Sunglasses and Ultraviolet (UV) Protection
Most people will agree that of all our senses our eyes are what we cherish the most, yet we are possibly exposing them to danger on a regular basis by simply going outside.
Research has shown that over time the suns rays can cause serious damage to the eyes and the surrounding skin. This can sometimes lead to vision loss and contribute to the formation of ocular conditions such as cataracts, macular degeneration, pterygium, snow blindness and eyelid cancers.
The good news is, by wearing a good quality pair of sunglasses, ideally starting from the earliest age possible one can help to keep our eyes healthy.
To the eye, Ultra-Violet radiation is a dangerous component inflicting cumulative damage. UV radiation can be divided into 3 categories, each having different effects upon the eye; UVC, UVB, and UVA.
UV-C radiation originates from the solar system and is readily absorbed in the earth's atmosphere by the ozone layer and does not present any threat. Note this is in contrast to man made sources of UV-C such as electric welding arcs which can be harmful to the eyes if proper protection is not worn.
Ultraviolet A (UVA) and Ultraviolet B (UVB) are powerful invisible rays with wavelengths shorter than visible light, and are considered to be the most dangerous part of sunlight.
These can cause cataracts, eyelid cancers and other skin cancers, and are considered to play a part in macular degeneration, which is a major cause of vision loss for people over the age of 60. In addition, UV rays can prematurely wrinkle and age the skin around the eyes.
Visible Light/Blue Light
High energy blue light in the violet/blue spectrum is a potential contributor to cataracts and other serious eye conditions.
While the cornea and crystalline lens absorbs some of the ultraviolet rays, high percentages of blue light can still pass through causing cumulative damage to the retina and skin cells overtime.
Are you at RISK???
While everyone is at risk of the harmful effects of UVA and UVB radiation, certain people and scenarios, result in increased exposure to the Suns radiation and therefore greater risk.
- Infants and children - In the first decade of life the lens of the eye is most transparent and may represent the period of greatest exposure, even though the effects of sun damage may not become apparent until much later in life.
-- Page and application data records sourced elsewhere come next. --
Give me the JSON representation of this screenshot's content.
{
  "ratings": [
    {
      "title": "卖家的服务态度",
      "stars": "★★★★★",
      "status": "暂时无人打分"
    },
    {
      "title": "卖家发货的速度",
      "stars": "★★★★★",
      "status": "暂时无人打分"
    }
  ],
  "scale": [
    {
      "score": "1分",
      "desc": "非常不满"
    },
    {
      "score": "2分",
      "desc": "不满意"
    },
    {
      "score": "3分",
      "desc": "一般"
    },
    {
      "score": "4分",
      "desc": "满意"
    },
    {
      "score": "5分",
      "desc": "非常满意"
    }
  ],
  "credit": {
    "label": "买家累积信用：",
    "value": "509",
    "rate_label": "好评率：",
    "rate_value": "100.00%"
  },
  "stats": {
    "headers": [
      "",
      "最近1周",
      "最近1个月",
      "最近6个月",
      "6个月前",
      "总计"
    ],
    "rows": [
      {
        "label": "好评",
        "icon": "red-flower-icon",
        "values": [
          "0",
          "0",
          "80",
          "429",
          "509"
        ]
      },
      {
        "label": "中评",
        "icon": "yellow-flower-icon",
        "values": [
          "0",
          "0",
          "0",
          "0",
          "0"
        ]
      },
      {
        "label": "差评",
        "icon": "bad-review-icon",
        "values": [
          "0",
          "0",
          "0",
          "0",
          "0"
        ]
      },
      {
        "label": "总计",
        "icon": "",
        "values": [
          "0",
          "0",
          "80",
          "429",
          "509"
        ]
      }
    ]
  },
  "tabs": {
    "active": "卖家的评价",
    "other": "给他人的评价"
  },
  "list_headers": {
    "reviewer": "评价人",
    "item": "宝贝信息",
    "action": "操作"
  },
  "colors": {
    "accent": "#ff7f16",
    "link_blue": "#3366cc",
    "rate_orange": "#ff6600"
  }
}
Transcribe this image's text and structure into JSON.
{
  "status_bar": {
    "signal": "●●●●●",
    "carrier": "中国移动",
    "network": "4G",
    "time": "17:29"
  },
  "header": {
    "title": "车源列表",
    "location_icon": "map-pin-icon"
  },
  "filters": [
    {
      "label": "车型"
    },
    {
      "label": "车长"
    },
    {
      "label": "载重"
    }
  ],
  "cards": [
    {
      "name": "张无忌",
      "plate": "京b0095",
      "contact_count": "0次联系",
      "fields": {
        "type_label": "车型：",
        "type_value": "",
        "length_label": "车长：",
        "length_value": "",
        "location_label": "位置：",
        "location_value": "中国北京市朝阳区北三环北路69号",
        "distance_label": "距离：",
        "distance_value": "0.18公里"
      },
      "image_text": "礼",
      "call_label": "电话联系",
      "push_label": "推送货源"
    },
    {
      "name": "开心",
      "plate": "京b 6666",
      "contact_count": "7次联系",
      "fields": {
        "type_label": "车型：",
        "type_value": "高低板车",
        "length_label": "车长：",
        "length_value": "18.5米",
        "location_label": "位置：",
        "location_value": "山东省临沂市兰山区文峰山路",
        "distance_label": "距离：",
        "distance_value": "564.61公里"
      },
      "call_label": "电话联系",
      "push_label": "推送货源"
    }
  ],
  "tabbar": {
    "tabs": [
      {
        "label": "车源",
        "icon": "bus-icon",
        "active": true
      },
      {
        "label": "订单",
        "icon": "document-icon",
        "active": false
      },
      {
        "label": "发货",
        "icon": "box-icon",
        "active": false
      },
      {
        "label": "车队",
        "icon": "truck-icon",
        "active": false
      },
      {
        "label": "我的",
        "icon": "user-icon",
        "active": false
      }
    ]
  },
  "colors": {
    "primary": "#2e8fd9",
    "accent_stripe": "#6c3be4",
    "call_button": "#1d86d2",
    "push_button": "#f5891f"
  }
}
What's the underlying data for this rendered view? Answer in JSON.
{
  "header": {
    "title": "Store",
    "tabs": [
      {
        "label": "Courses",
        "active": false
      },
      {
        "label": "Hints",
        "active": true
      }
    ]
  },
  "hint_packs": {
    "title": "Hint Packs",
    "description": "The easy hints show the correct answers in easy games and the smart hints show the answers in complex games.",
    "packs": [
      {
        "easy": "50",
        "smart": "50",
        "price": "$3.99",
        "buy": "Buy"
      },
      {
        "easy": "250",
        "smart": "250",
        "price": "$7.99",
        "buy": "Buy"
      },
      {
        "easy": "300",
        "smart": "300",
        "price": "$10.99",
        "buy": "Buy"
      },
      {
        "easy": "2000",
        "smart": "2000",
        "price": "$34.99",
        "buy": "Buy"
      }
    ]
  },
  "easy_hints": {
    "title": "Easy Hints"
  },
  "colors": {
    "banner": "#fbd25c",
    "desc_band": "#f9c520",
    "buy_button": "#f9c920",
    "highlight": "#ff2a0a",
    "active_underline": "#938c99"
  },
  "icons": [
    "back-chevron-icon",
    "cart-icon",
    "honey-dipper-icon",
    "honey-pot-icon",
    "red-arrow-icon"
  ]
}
UV damage is cumulative and it is estimated that 50 to 80% of the lifetime exposure to ultraviolet occurs by the age of 18 years. This means, that the longer your eyes are exposed to UV radiation the greater the risk of developing conditions such as cataracts later on in life.
- Fair Skin - the fairer your skin, the greater your age and the lighter your eyes, the higher you're long term risk, particularly if your work or recreation involves prolonged sunlight exposure. Light eyes are at increased risk of certain eye diseases and skin cancers because they contain less of the protective pigment melanin.
- Ordinary sunglasses, even the best are not able to protect your eyes from certain intense light sources such as Arc Welding, tanning lights, snowfields or gazing directly at the sun (especially during a solar eclipse). Without adequate protection, looking at any of these light sources can cause a painful corneal condition called photokeratitis, possible loss of central vision or permanent harm.
- Medications - Certain medications such as psoriasis drugs, anti-histamines, oral contraceptives, tetracycline, allopurinol etc increase ones sensitivity to ultraviolet light.
- One is at increased exposure to harmful UV radiation when one is around Water, snow and outdoor sports like skiing at high altitudes
What to look for when purchasing Sunglasses
- Block out 99 to 100 percent of UV-A and UV-B radiation with wavelengths up to 400nm. Sunglasses which meet this requirement are often labeled as "UV400".
- Screen out 75 to 90 percent of visible light.
- Check that the sunglasses are marked with the CE mark for quality standards.
- The lenses should be perfectly matched in colour and free of distortion and imperfections.
- Wraparound glasses are shaped to keep light entering from around the frame and can often be combined with your prescription.
- Polarized lenses cut down on reflected glare such as looking in water during fishing and water sports, and pavement/roads while driving. In addition they improve contrast, enhance colour perception and provide greater visual comfort. They need to be (and usually are) combined with an additional chemical to block the harmful UV-A and UV-B rays.
- Impact-resistant lenses are essential for a sporty or active lifestyle as they are made from polycarbonate or toughened glass
- Wearing a hat or cap with a wide brim will provide additional protection to your eyes and the surrounding orbit.
Please note at Barnard Levit Optometrists, there is always a fully qualified Dispensing Optician available to advise you on the most suitable sunglasses and provide information on sport specific tints and frames.